varicose veins should not be stripped anymore. The Whiteley Clinic never strips varicose veins


Since 1999 when Professor Mark Whiteley introduced into the UK a technique called endovenous laser ablation for varicose veins, The Whiteley Clinic has completely ceased performing the surgical technique of ‘vein stripping’. And today, the latest research validates our decision and suggests that this procedure should NEVER be performed.

Yet still, there are some clinics – including certain NHS hospitals – who persist in vein stripping, exposing their patients to unnecessary pain, prolonged recovery times and a vastly increased risk of recurrence.


What is ‘vein stripping’

Stripping is the method by which a main vein in the leg is removed, usually the Great Saphenous Vein (GSV) and the Small Saphenous Vein (SSV). An incision is made over the top of the vein, where it has a junction with a deeper vein, and the top of the vein is cut away and the stump tied (the “High Tie”). The vein then has a wire or ‘stripper’ passed down it, and this is brought to the surface lower down in the leg.

The vein is tied to the stripper and, when the stripper is removed, the vein is stripped out. Think that sounds barbaric and painful? It is.

Why vein stripping should no longer be performed

The technique of vein stripping:

  • greatly increases the risk of the vein growing back again
  • generates unnecessary incisions
  • causes unnecessary pain and bruising
  • requires unnecessary general anaesthetic
  • leads to increased recovery time off work

However, perhaps the best argument against vein stripping is simply that, under The Whiteley Clinic Protocol®, there is a far superior and contemporary ‘pin hole’ vein technique available – Endovenous Laser Ablation (EVLA) – which outperforms vein stripping in each of the above respects.

As the UK’s leading specialist varicose vein centre, we see a large number of patients who have previously had vein stripping surgery elsewhere. When, as they almost inevitably do, their varicose veins recur, we often find that the veins have grown back due to the stripping. Additionally, our superior investigation techniques also often reveal that more complex patterns of venous dysfunction – such as pelvic vein reflux feeding into the legs, or perforator vein incompetence – have been missed by surgeons adopting the more ‘traditional’ narrow approach to the condition.

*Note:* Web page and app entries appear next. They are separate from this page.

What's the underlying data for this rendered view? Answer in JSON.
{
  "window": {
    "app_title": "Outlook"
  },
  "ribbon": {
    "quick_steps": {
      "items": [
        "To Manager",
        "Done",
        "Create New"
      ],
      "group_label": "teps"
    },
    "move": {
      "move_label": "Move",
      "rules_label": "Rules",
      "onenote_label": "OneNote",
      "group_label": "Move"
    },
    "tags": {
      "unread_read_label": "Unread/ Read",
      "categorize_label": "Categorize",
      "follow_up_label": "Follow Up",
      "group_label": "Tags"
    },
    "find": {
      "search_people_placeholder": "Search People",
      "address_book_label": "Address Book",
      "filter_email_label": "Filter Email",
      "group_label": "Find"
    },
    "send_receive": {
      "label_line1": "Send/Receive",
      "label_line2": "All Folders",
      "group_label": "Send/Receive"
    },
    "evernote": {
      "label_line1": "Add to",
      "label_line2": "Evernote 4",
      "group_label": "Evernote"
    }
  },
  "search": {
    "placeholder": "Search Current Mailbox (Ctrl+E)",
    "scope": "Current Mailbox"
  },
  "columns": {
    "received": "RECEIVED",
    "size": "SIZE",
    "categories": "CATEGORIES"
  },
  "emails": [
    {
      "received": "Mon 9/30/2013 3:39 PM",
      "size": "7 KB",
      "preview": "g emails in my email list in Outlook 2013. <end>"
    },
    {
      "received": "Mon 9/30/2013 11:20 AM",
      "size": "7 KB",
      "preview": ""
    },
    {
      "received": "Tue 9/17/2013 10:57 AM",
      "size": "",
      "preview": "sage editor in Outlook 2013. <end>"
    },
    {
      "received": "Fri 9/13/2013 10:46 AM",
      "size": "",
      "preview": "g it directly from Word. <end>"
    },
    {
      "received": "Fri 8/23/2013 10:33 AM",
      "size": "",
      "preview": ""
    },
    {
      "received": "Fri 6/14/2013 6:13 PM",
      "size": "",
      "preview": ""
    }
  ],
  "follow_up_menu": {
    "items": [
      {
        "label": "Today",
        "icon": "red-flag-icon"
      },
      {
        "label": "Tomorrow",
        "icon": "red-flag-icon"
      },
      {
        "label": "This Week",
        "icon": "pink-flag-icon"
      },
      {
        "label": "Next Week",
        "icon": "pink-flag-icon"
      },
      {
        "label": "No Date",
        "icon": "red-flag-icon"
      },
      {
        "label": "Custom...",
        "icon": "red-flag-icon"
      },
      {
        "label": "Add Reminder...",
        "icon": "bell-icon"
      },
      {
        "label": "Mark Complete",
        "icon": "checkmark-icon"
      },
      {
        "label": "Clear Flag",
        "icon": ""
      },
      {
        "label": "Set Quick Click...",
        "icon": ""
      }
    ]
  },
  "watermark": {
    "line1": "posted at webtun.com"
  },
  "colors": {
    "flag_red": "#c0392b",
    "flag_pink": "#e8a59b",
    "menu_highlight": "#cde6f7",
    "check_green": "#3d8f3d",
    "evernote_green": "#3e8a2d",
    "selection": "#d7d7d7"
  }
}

As noted in our Varicose Veins treatment section, we combine EVLA as our lead technique with a range of complementary procedures to tailor a treatment plan for every individual patient to achieve the very best outcome.